Motion offense has been used by some of the most innovative and successful coaches in the game, Don Meyer (923+ career wins), Bobby Knight (902 wins), Dean Smith (879 wins) and Mike Krzyzewski – (910 wins – still active) and Coach Dick Bennett, the innovator responsible for the Blocker-Mover version of motion offense.
Motion offense’s advocates love the offense because:
-- once players have learned it, they can attack any defense.
-- players love the freedom motion offense gives them to play the game.
-- it is difficult to scout.
-- there is a high degree of carryover from one season to the next.
-- it can be used at any level of play.
-- it can be adapted to any personnel, allowing continuity from one season to the next.
If motion offense has led to so much success, why don’t more coaches adopt the offense? Some reasons include:
-- fear of loss of control over the offense.
-- confusion over how to teach motion offense.
-- concern over how to make adjustments during a game.
-- the belief the nature of the offense is too confusing for players (and coaches).
-- confusion due to the rules based approach to offense versus the predetermined approach with set plays, quick hitters and continuity offenses.
Using Blocker-Mover Motion Offense will allow you to run motion offense and "fix" the problems common to the offense including:
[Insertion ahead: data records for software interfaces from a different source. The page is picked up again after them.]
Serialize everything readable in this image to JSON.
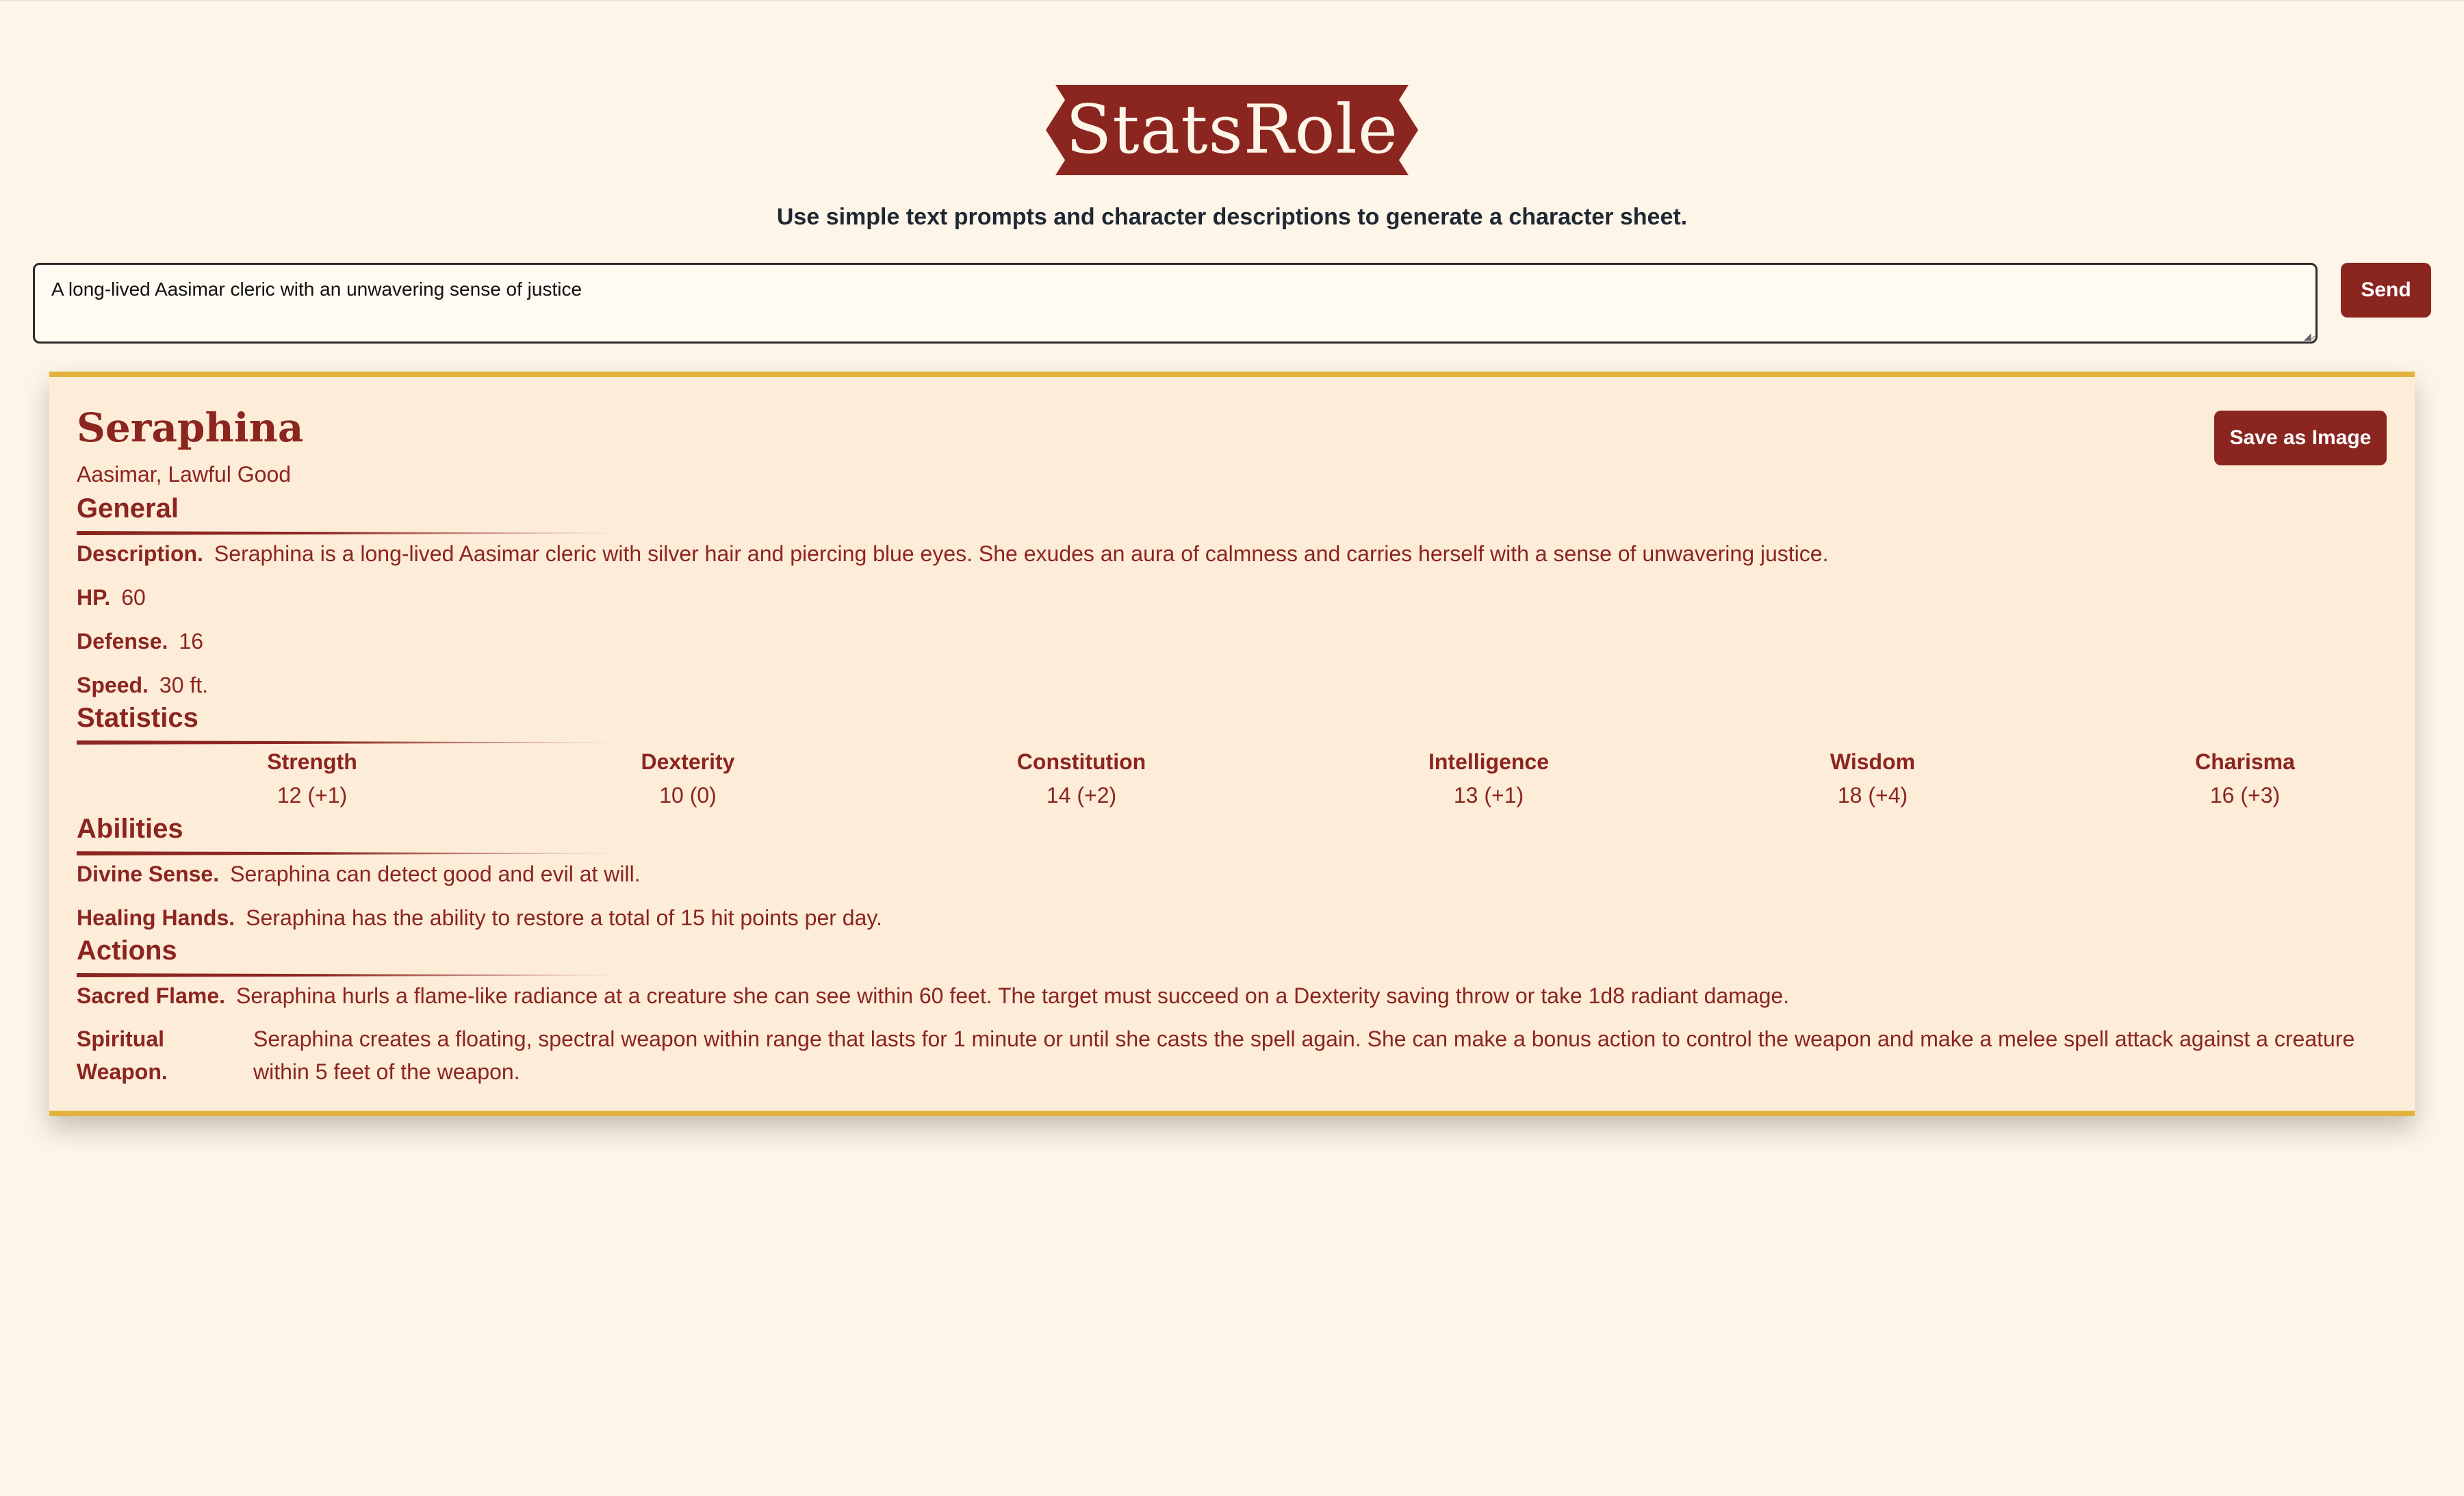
{
  "app": {
    "title": "StatsRole",
    "subtitle": "Use simple text prompts and character descriptions to generate a character sheet.",
    "brand_color": "#8b2520",
    "accent_color": "#e2b23d",
    "background_color": "#fdf5e8"
  },
  "prompt": {
    "value": "A long-lived Aasimar cleric with an unwavering sense of justice",
    "send_label": "Send"
  },
  "sheet": {
    "name": "Seraphina",
    "race_alignment": "Aasimar, Lawful Good",
    "save_label": "Save as Image",
    "general": {
      "heading": "General",
      "description_label": "Description.",
      "description": "Seraphina is a long-lived Aasimar cleric with silver hair and piercing blue eyes. She exudes an aura of calmness and carries herself with a sense of unwavering justice.",
      "hp_label": "HP.",
      "hp": "60",
      "defense_label": "Defense.",
      "defense": "16",
      "speed_label": "Speed.",
      "speed": "30 ft."
    },
    "statistics": {
      "heading": "Statistics",
      "items": [
        {
          "name": "Strength",
          "value": "12 (+1)"
        },
        {
          "name": "Dexterity",
          "value": "10 (0)"
        },
        {
          "name": "Constitution",
          "value": "14 (+2)"
        },
        {
          "name": "Intelligence",
          "value": "13 (+1)"
        },
        {
          "name": "Wisdom",
          "value": "18 (+4)"
        },
        {
          "name": "Charisma",
          "value": "16 (+3)"
        }
      ]
    },
    "abilities": {
      "heading": "Abilities",
      "items": [
        {
          "name": "Divine Sense.",
          "text": "Seraphina can detect good and evil at will."
        },
        {
          "name": "Healing Hands.",
          "text": "Seraphina has the ability to restore a total of 15 hit points per day."
        }
      ]
    },
    "actions": {
      "heading": "Actions",
      "items": [
        {
          "name": "Sacred Flame.",
          "text": "Seraphina hurls a flame-like radiance at a creature she can see within 60 feet. The target must succeed on a Dexterity saving throw or take 1d8 radiant damage."
        },
        {
          "name": "Spiritual Weapon.",
          "text": "Seraphina creates a floating, spectral weapon within range that lasts for 1 minute or until she casts the spell again. She can make a bonus action to control the weapon and make a melee spell attack against a creature within 5 feet of the weapon."
        }
      ]
    }
  }
}
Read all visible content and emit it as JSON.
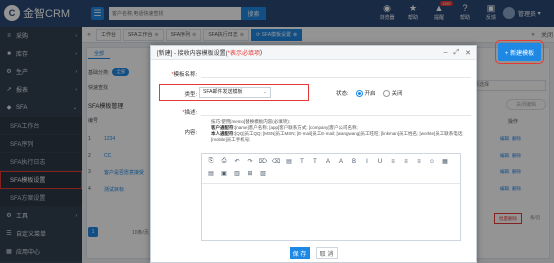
{
  "app": {
    "logo_mark": "C",
    "logo_text": "金智CRM"
  },
  "search": {
    "placeholder": "客户名称,电话快速查找",
    "button": "搜索"
  },
  "top_icons": [
    {
      "label": "浏览器",
      "glyph": "◉"
    },
    {
      "label": "帮助",
      "glyph": "★"
    },
    {
      "label": "提醒",
      "glyph": "▲",
      "badge": "1397"
    },
    {
      "label": "帮助",
      "glyph": "?"
    },
    {
      "label": "反馈",
      "glyph": "▣"
    }
  ],
  "user": {
    "name": "管理员"
  },
  "sidebar": {
    "items": [
      {
        "label": "采购",
        "icon": "≡",
        "type": "group"
      },
      {
        "label": "库存",
        "icon": "■",
        "type": "group"
      },
      {
        "label": "生产",
        "icon": "⚙",
        "type": "group"
      },
      {
        "label": "报表",
        "icon": "↗",
        "type": "group"
      },
      {
        "label": "SFA",
        "icon": "◆",
        "type": "group"
      },
      {
        "label": "SFA工作台",
        "type": "sub"
      },
      {
        "label": "SFA序列",
        "type": "sub"
      },
      {
        "label": "SFA执行日志",
        "type": "sub"
      },
      {
        "label": "SFA模板设置",
        "type": "sub",
        "selected": true
      },
      {
        "label": "SFA方案设置",
        "type": "sub"
      },
      {
        "label": "工具",
        "icon": "⚙",
        "type": "group"
      },
      {
        "label": "自定义菜单",
        "icon": "☰",
        "type": "group"
      },
      {
        "label": "应用中心",
        "icon": "▦",
        "type": "group"
      }
    ]
  },
  "tabs": [
    {
      "label": "工作台"
    },
    {
      "label": "SFA工作台"
    },
    {
      "label": "SFA序列"
    },
    {
      "label": "SFA执行日志"
    },
    {
      "label": "SFA模板设置",
      "active": true
    }
  ],
  "tab_right": {
    "refresh": "⟳",
    "close": "关闭"
  },
  "background": {
    "all_tab": "全部",
    "filter_label": "基础分类:",
    "filter_pill": "全部",
    "quick_label": "快速查找",
    "title": "SFA模板管理",
    "col_no": "编号",
    "rows": [
      {
        "no": "1",
        "name": "1234"
      },
      {
        "no": "2",
        "name": "CC"
      },
      {
        "no": "3",
        "name": "客户是否愿意接受"
      },
      {
        "no": "4",
        "name": "测试目标"
      }
    ],
    "page": "1",
    "pager_text": "10条/页",
    "new_button": "+ 新建模板",
    "right_select": "请选择",
    "close_all": "关闭编辑",
    "op_head": "操作",
    "op_edit": "编辑",
    "op_delete": "删除",
    "delete_selected": "批量删除",
    "right_text": "条/页"
  },
  "modal": {
    "title_prefix": "[新建] - 接收内容模板设置(",
    "title_req": "*表示必填项",
    "title_suffix": ")",
    "win": [
      "–",
      "⤢",
      "✕"
    ],
    "name_label": "模板名称:",
    "type_label": "类型:",
    "type_value": "SFA邮件发送模板",
    "status_label": "状态:",
    "status_on": "开启",
    "status_off": "关闭",
    "desc_label": "描述:",
    "content_label": "内容:",
    "tips_line1": "技巧:使用[memo]替换模板内容(必填项);",
    "tips_line2_bold": "客户通配符:",
    "tips_line2": "[name]客户名称; [app]客户联系方式; [company]客户公司名称;",
    "tips_line3_bold": "本人通配符:",
    "tips_line3": "[QQ]员工QQ; [MSN]员工MSN; [E-mail]员工E-mail; [wangwang]员工旺旺; [linkman]员工姓名; [workte]员工联系电话; [mobile]员工手机号;",
    "toolbar_icons": [
      "⎘",
      "⎙",
      "↶",
      "↷",
      "⌦",
      "⌫",
      "▤",
      "T",
      "T",
      "A",
      "A",
      "B",
      "I",
      "U",
      "≡",
      "≡",
      "≡",
      "☺",
      "▦",
      "▤",
      "▣",
      "▥",
      "⊞",
      "▧"
    ],
    "save": "保 存",
    "cancel": "取 消"
  }
}
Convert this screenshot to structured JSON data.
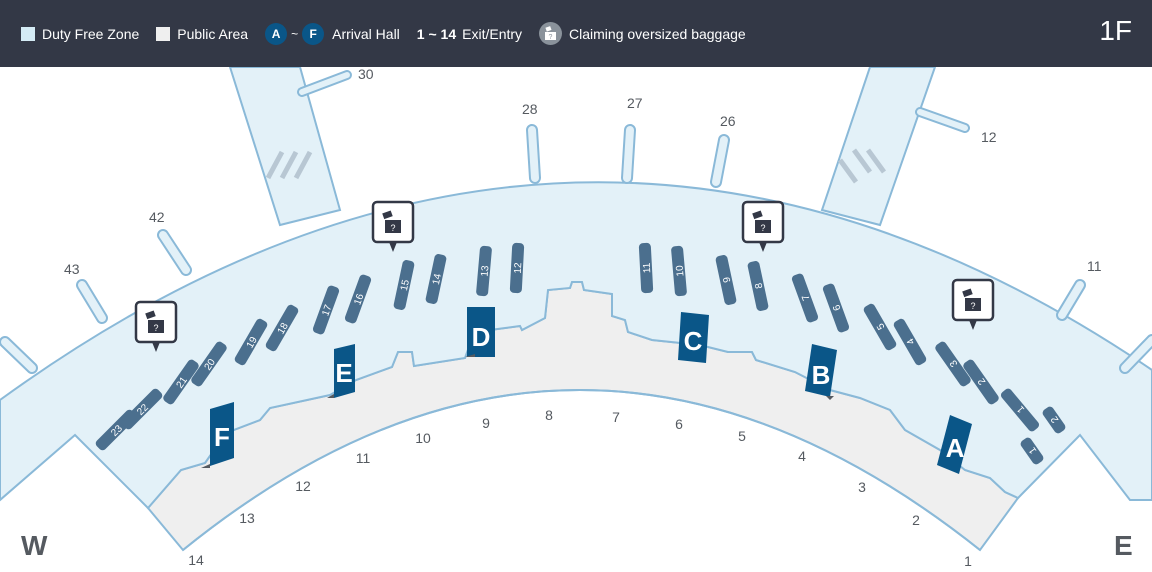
{
  "header": {
    "floor": "1F",
    "legend": {
      "duty_free": "Duty Free Zone",
      "public": "Public Area",
      "hall_from": "A",
      "hall_sep": "~",
      "hall_to": "F",
      "hall_label": "Arrival Hall",
      "exit_range": "1 ~ 14",
      "exit_label": "Exit/Entry",
      "baggage_label": "Claiming oversized baggage"
    }
  },
  "compass": {
    "west": "W",
    "east": "E"
  },
  "colors": {
    "header_bg": "#333846",
    "duty_free": "#e3f1f8",
    "public": "#efefef",
    "outline": "#8ab9d8",
    "carousel": "#4b6f8e",
    "arrival_hall": "#0a5688",
    "label": "#555a60"
  },
  "gates": [
    "43",
    "42",
    "30",
    "28",
    "27",
    "26",
    "12",
    "11"
  ],
  "carousels": [
    "23",
    "22",
    "21",
    "20",
    "19",
    "18",
    "17",
    "16",
    "15",
    "14",
    "13",
    "12",
    "11",
    "10",
    "9",
    "8",
    "7",
    "6",
    "5",
    "4",
    "3",
    "2",
    "1",
    "2",
    "1"
  ],
  "arrival_halls": [
    "F",
    "E",
    "D",
    "C",
    "B",
    "A"
  ],
  "exits": [
    "14",
    "13",
    "12",
    "11",
    "10",
    "9",
    "8",
    "7",
    "6",
    "5",
    "4",
    "3",
    "2",
    "1"
  ],
  "baggage_icons": [
    "baggage-claim",
    "baggage-claim",
    "baggage-claim",
    "baggage-claim"
  ]
}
-- eliminate standing by increasing cutting and screening.
-- generate more good shots by controlling where, how and who takes the shots.
-- eliminate bad spacing with Blocker-Mover alignments.
-- eliminate player confusion about who should set screens and who should be a cutter.
Coaching Basketball’s Blocker-Mover Motion Offense: Winning With Teamwork and Fundamentals addresses all of these issues. There are lots of books on motion offense but many do not address the concerns that coaches interested in adopting motion offense have.
The Blocker-Mover system provides structure without eliminating the advantages of rules based offense, providing a coach with the means to maintain a degree of control over the offense, a method for easily making adjustments during a game just to name a few of the benefits of Blocker-Mover motion offense.
Within Coaching Basketball’s Blocker-Mover Motion Offense’s 262 pages, including 250+ illustrations and 50+ photographs, 16 chapters address the following:
-- Rules for Blocker-Mover motion offense complete with explanations.
-- Descriptions of the concepts of the Blocker and Mover concepts
-- The strengths and weaknesses of each alignment
-- Guidelines for which alignment best fits certain player personnel.
-- Approaches to teaching motion offense with insights into teaching Blocker-Mover specifically.
-- Drills to teach the essentials of movement, cutting, screening and more that are essential to successfully running any offense.
-- Drills specifically designed to teach motion offense.
-- Ideas on how to make adjustments to the offense during games.
The author, Coach Kevin Sivils, learned the Blocker-Mover offense from both Coach Dick Bennett and Coach Don Meyer and used the offense with success for years as a varsity basketball coach, winning 479 career wins along with 8 Coach of the Year awards.